|Handle button||10nm (Intel 7)|
|number of cores||8 (P) + 8 (E)|
|fundamental frequency||3.2 GHz (P) / 2.4 GHz (E)|
|Maximum Turbo Frequency||5.2|
|Memory support (recommended)||DDR4-3200 / DDR5-4800|
|PCIe Specification||5.0 and 4.0|
|Number of PCIe lanes||20|
|PCIe configuration||Up to 1 × 16 + 1 × 4, 2 × 8 + 4|
Check system specs
Our test system consisted of a high-flow box, with all fans and liquid coolers running on the iCUE “Balanced” configuration to generate real-world performance benchmarks for the casual user. . For our testing, we used Windows 11 following Intel’s guidelines to coincide with Thread Director technology which improves utilization of the Hybrid core design. We tested the new operating system and found it to be relatively stable and perform similarly to Windows 10, so we opted to use it for this review. At the time of writing, the system also uses the latest BIOS build available from ASUS, Nvidia drivers, Windows 11 builds, game/app builds, and updated firmware for the components involved.

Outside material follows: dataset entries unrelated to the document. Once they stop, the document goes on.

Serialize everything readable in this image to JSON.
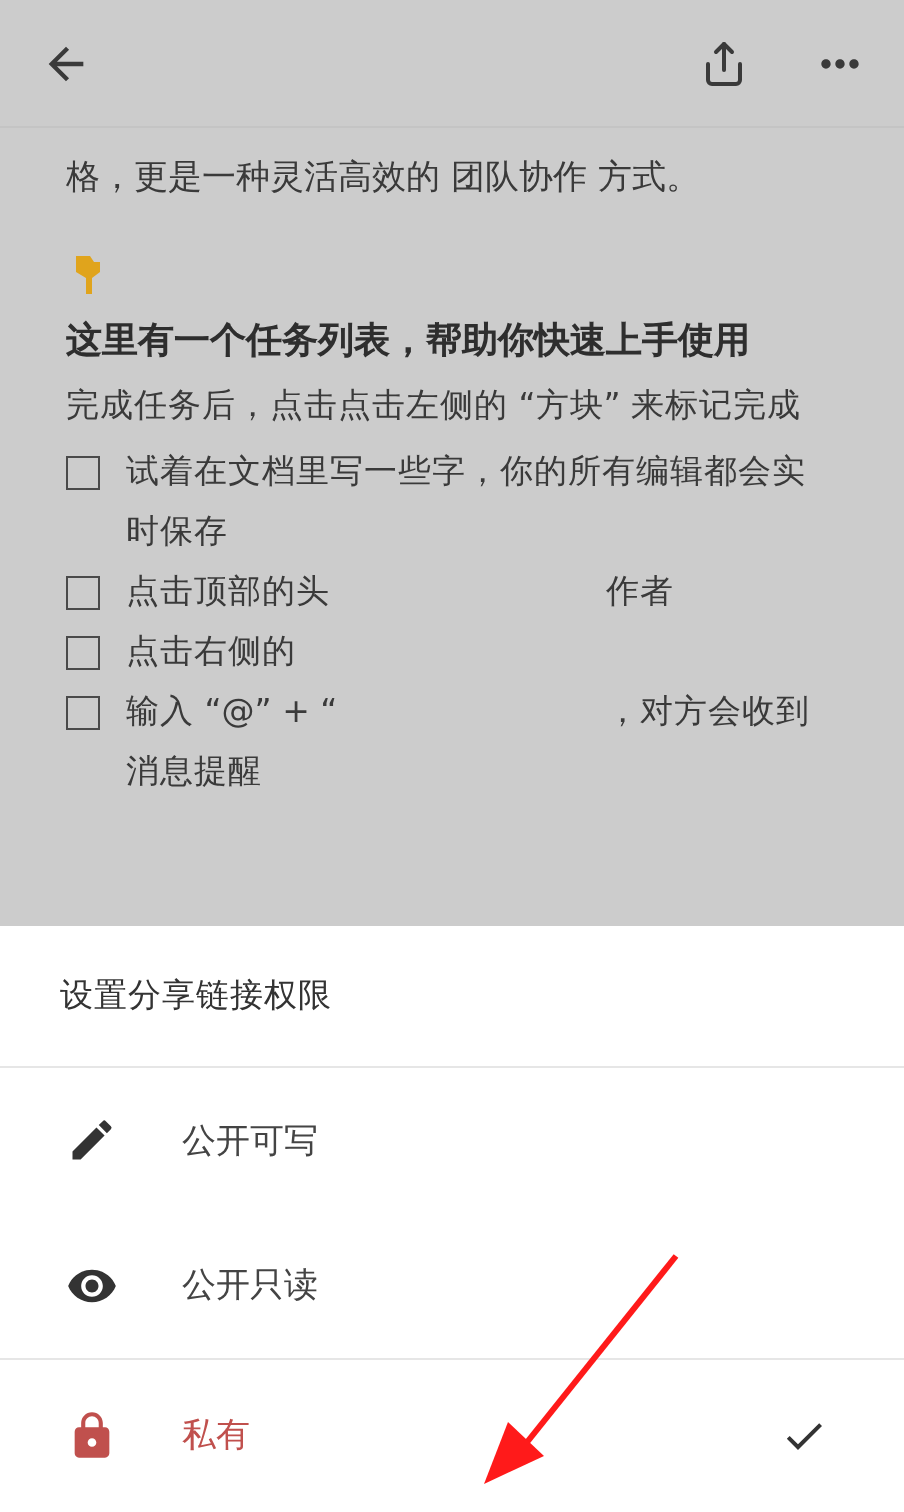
{
  "document": {
    "intro_line": "格，更是一种灵活高效的 团队协作 方式。",
    "heading": "这里有一个任务列表，帮助你快速上手使用",
    "paragraph": "完成任务后，点击点击左侧的 “方块” 来标记完成",
    "tasks": [
      {
        "text": "试着在文档里写一些字，你的所有编辑都会实时保存",
        "checked": false
      },
      {
        "text": "点击顶部的头",
        "tail": "作者",
        "checked": false
      },
      {
        "text": "点击右侧的",
        "checked": false
      },
      {
        "text": "输入 “@” + “",
        "tail": "，对方会收到",
        "continued": "消息提醒",
        "checked": false
      }
    ]
  },
  "share_sheet": {
    "title": "设置分享链接权限",
    "options": [
      {
        "label": "公开可写",
        "selected": false
      },
      {
        "label": "公开只读",
        "selected": false
      },
      {
        "label": "私有",
        "selected": true
      }
    ]
  }
}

For the basic power and frequency settings, we allowed the ASUS ROG motherboard to deliver up to 241W to the CPU if required, enabled ASUS AI auto OC engine, enabled XMP 3.0 on memory Corsair Vengeance DDR5, resizable BAR enabled, Windows setup power plan for Performance, and selected “Priority Maximum Performance” for ASUS TUF RTX 3060 Ti OC in the Nvidia Control Panel. All other settings are set to default or automatic.

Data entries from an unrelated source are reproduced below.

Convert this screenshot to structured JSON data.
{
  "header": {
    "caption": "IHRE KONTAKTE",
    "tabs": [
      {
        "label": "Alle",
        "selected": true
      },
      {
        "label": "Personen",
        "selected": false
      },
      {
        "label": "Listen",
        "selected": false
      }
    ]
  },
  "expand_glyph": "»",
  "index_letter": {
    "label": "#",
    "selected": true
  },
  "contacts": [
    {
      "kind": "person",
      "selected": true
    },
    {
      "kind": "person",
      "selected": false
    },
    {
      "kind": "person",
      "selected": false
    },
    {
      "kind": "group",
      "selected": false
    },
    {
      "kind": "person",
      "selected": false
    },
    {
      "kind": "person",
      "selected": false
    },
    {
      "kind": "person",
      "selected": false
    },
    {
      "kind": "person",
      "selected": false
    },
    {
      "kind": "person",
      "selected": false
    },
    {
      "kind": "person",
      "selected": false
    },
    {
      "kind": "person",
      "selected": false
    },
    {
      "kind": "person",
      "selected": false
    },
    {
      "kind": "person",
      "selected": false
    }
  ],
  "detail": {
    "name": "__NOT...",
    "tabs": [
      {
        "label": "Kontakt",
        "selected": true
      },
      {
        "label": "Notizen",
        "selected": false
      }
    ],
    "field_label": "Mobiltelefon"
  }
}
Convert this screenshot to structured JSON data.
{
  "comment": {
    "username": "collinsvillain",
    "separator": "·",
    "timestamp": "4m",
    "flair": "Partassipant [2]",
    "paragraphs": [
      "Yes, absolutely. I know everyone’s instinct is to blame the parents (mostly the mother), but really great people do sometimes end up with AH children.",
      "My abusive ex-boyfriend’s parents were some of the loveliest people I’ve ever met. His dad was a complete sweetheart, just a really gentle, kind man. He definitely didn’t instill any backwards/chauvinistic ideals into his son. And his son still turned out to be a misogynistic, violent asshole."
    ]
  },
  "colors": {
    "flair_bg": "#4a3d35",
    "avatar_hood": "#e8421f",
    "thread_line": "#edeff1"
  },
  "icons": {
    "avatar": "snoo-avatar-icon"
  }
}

|Case||Corsair iCUE 5000X|
|CPU||Intel Core i9-12900K|
|Motherboard||ASUS ROG Z690 Strix-E Wifi|
|Memory||Corsair Vengeance DDR5 4800 64 GB|
|Graphics card||ASUS TUF RTX 3060 Ti OC 8GB|
|PSU||Be quiet! Pure power 11 FM 750W|
|Warehouse||WD Blue SATA SSD (OS), WD Black SN750 PCIe 3.0 SSD, Samsung 870 QVO SATA SSD|
|CPU cooler||Corsair H100i Elite LCD 240mm CLC (with Thermal Grizzly Kryonaut)|
Software can also easily skew performance data, so we held a basic profile of what our test system looked like. It’s a system of daily use, but we have carefully closed all unnecessary programs before data collection. Even so, we did intentionally leave some popular gaming apps and background processes running to simulate real-life use cases. These include important Windows 11 apps, a single tab version of Google Chrome, Corsair iCUE, Adobe Creative Cloud, ASUS Armory Crate Lite, essential related game launcher, and Discord.
We also have some additional notes on the performance metrics we collect. We admit that the RTX 3060 Ti GPU is the obvious bottleneck in this system, but due to Graphics card shortage is happening, we couldn’t afford anything more advanced. We used DLSS in some of our benchmarks to compensate for this limitation, which allowed us to push the 12900K harder in some titles. Peripheral polling rates can also affect performance. For the majority of our tests, we used the standard 1,000Hz polling rate and dedicated super-voting to a specific part of the review noted in the “gaming and multitasking” section. action”. Also, we planned to use the CLC with a 360mm radiator for cooling, but ran into usability issues. However, the 240mm radiator proved suitable for gaming on this system.
Data was collected using in-game benchmarks, HWMonitor Pro and RivaTuner via MSI Afterburner. All test data is collected after a 10-minute “heat soak” period to reflect actual long gaming sessions.
https://www.pcinvasion.com/intel-i9-12900k-gaming-performance-review/ Intel Core i9-12900K Gaming Performance Review: New Highs, Higher Lows